UN special rapporteur points to ‘grave consequences' facing Dey Krahorm evictees as local rights groups come under fire from municipal authorities.
A woman carries her mother from their home in Dey Krahorm during the violent eviction of the community on January 24.
A UNITED Nations housing rights expert has slammed the violent eviction of residents from Dey Krahorm, calling the January 24 actions a "grave breach" of human rights and highlighting the "harassment, intimidation and criminalisation" of NGOs and lawyers working on housing rights issues.
"It is regrettable that the ongoing negotiations with the residents were abandoned, casting aside a valuable opportunity to reach a just and lawful solution to this longstanding dispute," said Raquel Rolnik, the UN's special rapporteur for adequate housing, in a statement Friday.
"It is now of utmost importance that the rights of the residents to fair compensation for their lost homes and property and the provision of adequate alternative housing are fully respected."
Rolnik pointed to the "alarming" rise in forced evictions throughout the country, which she said were marked by a "consistent pattern of violation of rights", including excessive use of force, inadequate compensation and a systematic lack of due process.
In the early hours of January 24, police forcibly evicted an estimated 130 families from Dey Krahorm in central Phnom Penh, which was then levelled by construction workers contracted by developer 7NG.
But local authorities have rejected Rolnik's accusations, following last week's similar statement from the local office of the UN High
Commissioner for Human Rights, which called the eviction a "breach of residents' right to their land" and an "abuse of the Land Law".
Phnom Penh Deputy Governor Mann Chhoeun said: "The UN has written an official letter to the Phnom Penh Municipality asking us to continue negotiations with the people at Dey Krahorm, and we respect their request but we could not find a middle way.
"The UN has asked me why we took all of the people out to live on the street, but we told them that ... they will get housing as compensation."
Mann Choeun claimed that only 20 or 30 families had refused the compensation package offered by 7NG, and that authorities had already built a secondary school and were providing 50 free bicycles to residents at the Damnak Trayeung relocation site.
"We should not take a small problem and make it bigger," he added.
In a statement Friday, City Hall took aim at rights activists it claims have whipped up public sentiment over the Dey Krahorm issue.
They have to have a scapegoat. they have to say that the ... NGOs are to blame.

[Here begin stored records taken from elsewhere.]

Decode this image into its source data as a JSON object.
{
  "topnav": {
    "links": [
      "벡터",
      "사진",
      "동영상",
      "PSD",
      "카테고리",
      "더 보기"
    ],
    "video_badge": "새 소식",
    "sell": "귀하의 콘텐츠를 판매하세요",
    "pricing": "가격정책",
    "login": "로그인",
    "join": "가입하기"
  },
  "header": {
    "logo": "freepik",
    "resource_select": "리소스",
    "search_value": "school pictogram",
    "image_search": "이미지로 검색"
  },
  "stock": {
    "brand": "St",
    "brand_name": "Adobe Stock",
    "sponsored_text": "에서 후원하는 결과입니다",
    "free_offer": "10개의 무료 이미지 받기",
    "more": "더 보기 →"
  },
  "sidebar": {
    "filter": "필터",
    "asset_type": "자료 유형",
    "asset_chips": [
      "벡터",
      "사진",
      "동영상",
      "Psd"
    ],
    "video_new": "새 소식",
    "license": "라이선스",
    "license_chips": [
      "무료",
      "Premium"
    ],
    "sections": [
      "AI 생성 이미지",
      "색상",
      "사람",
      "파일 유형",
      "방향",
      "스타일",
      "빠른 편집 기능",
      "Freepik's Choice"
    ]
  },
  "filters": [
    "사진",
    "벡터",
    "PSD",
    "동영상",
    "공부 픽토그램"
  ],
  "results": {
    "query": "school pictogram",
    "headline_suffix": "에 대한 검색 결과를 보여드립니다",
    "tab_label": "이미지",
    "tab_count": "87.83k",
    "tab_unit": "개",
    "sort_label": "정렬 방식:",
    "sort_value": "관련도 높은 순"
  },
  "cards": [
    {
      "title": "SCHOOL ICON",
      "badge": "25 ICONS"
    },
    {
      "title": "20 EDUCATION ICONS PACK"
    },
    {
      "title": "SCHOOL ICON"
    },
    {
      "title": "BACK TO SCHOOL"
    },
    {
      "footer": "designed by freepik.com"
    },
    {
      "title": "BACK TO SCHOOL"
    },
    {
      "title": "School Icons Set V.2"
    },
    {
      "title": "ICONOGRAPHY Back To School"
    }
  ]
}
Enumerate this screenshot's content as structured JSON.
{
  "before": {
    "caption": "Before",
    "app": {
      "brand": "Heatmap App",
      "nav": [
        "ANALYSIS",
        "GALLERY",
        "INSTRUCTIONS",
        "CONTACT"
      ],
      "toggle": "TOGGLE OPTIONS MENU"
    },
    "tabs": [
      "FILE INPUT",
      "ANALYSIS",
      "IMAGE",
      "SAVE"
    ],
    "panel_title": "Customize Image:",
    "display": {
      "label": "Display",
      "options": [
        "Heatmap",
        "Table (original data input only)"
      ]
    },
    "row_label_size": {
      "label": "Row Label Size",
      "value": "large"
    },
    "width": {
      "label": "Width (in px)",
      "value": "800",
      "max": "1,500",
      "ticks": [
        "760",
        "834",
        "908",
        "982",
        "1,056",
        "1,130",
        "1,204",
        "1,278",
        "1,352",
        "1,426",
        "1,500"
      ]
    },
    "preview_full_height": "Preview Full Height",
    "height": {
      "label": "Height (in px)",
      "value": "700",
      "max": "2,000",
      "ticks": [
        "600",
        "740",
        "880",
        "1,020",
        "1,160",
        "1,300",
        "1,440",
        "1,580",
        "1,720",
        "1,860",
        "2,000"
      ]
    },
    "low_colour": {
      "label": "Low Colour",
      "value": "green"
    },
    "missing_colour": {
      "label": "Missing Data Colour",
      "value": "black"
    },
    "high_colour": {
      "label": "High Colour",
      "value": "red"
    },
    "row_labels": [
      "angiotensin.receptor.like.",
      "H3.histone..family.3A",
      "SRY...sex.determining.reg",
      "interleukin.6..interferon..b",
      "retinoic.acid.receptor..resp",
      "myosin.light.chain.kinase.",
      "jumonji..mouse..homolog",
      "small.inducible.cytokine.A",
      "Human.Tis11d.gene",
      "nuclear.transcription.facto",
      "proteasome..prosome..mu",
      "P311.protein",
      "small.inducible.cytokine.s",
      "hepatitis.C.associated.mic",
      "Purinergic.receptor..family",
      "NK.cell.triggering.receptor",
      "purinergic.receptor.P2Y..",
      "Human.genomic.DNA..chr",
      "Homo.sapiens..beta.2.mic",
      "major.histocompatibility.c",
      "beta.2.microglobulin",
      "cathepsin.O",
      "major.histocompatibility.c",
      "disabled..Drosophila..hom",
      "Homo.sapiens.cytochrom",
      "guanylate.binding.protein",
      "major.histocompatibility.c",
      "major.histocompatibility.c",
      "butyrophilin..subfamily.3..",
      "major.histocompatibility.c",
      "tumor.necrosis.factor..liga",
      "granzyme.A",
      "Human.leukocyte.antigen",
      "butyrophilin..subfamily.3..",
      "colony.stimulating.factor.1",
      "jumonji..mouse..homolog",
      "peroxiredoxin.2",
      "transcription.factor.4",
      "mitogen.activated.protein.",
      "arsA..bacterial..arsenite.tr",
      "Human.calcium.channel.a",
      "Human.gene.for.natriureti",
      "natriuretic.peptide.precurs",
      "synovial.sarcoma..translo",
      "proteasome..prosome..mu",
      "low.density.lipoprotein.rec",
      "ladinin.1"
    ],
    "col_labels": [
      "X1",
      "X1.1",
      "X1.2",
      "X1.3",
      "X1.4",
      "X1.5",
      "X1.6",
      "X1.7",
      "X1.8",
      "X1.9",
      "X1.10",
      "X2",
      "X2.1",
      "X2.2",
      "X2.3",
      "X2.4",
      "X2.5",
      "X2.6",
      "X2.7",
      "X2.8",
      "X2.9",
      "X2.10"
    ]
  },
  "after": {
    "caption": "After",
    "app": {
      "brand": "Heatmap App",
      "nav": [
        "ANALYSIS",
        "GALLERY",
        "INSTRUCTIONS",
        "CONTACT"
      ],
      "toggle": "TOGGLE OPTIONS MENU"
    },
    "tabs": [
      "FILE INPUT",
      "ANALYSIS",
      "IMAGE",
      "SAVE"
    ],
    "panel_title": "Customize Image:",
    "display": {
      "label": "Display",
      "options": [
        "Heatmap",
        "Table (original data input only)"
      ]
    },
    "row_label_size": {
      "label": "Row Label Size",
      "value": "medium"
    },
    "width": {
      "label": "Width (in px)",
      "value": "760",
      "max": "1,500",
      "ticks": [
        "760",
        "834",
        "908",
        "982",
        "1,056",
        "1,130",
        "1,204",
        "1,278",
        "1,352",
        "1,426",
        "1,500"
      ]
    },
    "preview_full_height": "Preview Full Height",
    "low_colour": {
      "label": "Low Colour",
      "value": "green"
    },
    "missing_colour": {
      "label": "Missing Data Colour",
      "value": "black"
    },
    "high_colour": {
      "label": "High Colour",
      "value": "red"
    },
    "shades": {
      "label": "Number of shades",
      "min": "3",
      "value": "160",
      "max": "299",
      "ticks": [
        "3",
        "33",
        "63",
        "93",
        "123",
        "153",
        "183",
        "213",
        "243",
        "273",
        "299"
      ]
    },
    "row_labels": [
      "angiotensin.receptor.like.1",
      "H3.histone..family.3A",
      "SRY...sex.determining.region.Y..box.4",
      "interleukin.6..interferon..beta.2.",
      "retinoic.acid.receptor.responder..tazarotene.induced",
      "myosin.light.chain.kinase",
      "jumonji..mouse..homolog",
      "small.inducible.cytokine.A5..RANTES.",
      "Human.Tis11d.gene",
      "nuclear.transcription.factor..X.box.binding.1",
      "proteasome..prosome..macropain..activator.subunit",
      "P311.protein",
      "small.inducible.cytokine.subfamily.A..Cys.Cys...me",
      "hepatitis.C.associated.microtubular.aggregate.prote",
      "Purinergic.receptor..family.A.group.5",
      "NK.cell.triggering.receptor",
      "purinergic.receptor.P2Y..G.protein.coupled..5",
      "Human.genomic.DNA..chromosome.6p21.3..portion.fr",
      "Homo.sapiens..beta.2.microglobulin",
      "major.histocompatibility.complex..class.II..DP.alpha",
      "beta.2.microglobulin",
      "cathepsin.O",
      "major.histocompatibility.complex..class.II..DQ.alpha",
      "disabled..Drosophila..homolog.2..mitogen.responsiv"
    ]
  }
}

"Local and international NGOs and opposition parties accuse the authorities of using violence to evict Dey Krahorm people," the statement said. "They want to show that they love people very much. But they do nothing for the people."
Mann Chhoeun agreed, criticising those "foreigners who have lived in Cambodia for one or two years" but who only know "only one part of the issue".
David Pred, country director of rights group Bridges Across Borders Southeast Asia, who was singled out in City Hall's statement for his "uncooperative" attitude, told the Post that he and other rights activists have been subject to repeated accusations of incitement and defamation in recent radio and television interviews.
"The municipality singled me out for censure in its statement because I have been publicly outspoken about the forced eviction of the Dey Krahorm community," he said by email, adding that the government was "sending a message" to those speaking out against illegal forced evictions.
"This statement, and the more insidious radio talk-show and television interviews that have aired in the last few days accusing human rights organisations of inciting communities and defaming the authorities, appear to be aimed at frightening human rights defenders and chilling
freedom of expression and dissent," Pred said.
Kek Galabru, president of the rights group Licadho, said she was not surprised by the city's attacks on housing rights advocates.
"They have to have a scapegoat. They have to say to the international community that it is not the choice of the people but that the NGOs are the ones to blame," she said.
She added that while it was easy for the municipality to paint the Dey Krahorm protests as a fabrication of civil society, the community had taken action independently of NGOs.
"We support them morally, technically and legally," she said. "But the decision is up to them."